Directions for this task: Could you restate the entries below word for word and leave out the pictures?
┌────────
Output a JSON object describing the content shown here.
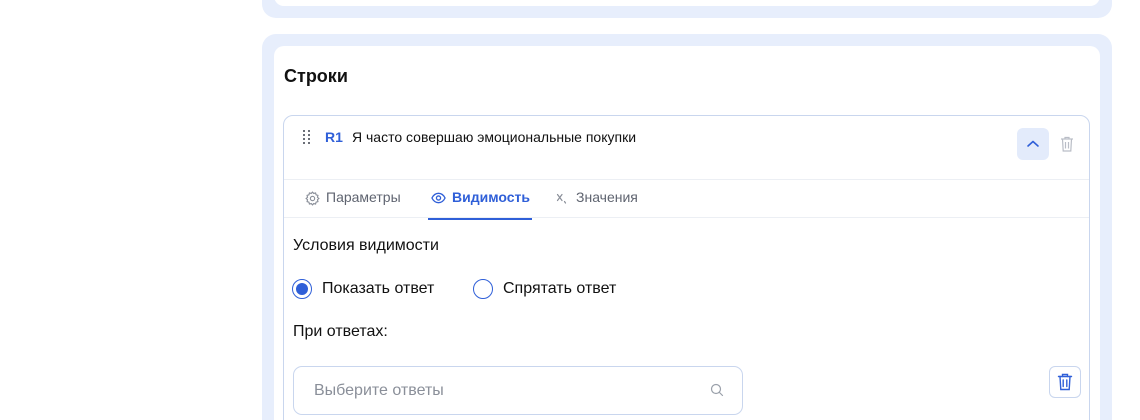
{
  "section": {
    "title": "Строки"
  },
  "row": {
    "code": "R1",
    "text": "Я часто совершаю эмоциональные покупки"
  },
  "tabs": [
    {
      "label": "Параметры",
      "icon": "gear-icon",
      "active": false
    },
    {
      "label": "Видимость",
      "icon": "eye-icon",
      "active": true
    },
    {
      "label": "Значения",
      "icon": "variable-icon",
      "active": false
    }
  ],
  "visibility": {
    "title": "Условия видимости",
    "options": [
      {
        "label": "Показать ответ",
        "selected": true
      },
      {
        "label": "Спрятать ответ",
        "selected": false
      }
    ],
    "answers_label": "При ответах:",
    "answers_placeholder": "Выберите ответы"
  },
  "colors": {
    "accent": "#2f5fd8",
    "section_bg": "#e7eefc",
    "border": "#c9d6ee"
  }
}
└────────
Finished exercise:
Output a JSON object describing the content shown here.
{
  "section": {
    "title": "Строки"
  },
  "row": {
    "code": "R1",
    "text": "Я часто совершаю эмоциональные покупки"
  },
  "tabs": [
    {
      "label": "Параметры",
      "icon": "gear-icon",
      "active": false
    },
    {
      "label": "Видимость",
      "icon": "eye-icon",
      "active": true
    },
    {
      "label": "Значения",
      "icon": "variable-icon",
      "active": false
    }
  ],
  "visibility": {
    "title": "Условия видимости",
    "options": [
      {
        "label": "Показать ответ",
        "selected": true
      },
      {
        "label": "Спрятать ответ",
        "selected": false
      }
    ],
    "answers_label": "При ответах:",
    "answers_placeholder": "Выберите ответы"
  },
  "colors": {
    "accent": "#2f5fd8",
    "section_bg": "#e7eefc",
    "border": "#c9d6ee"
  }
}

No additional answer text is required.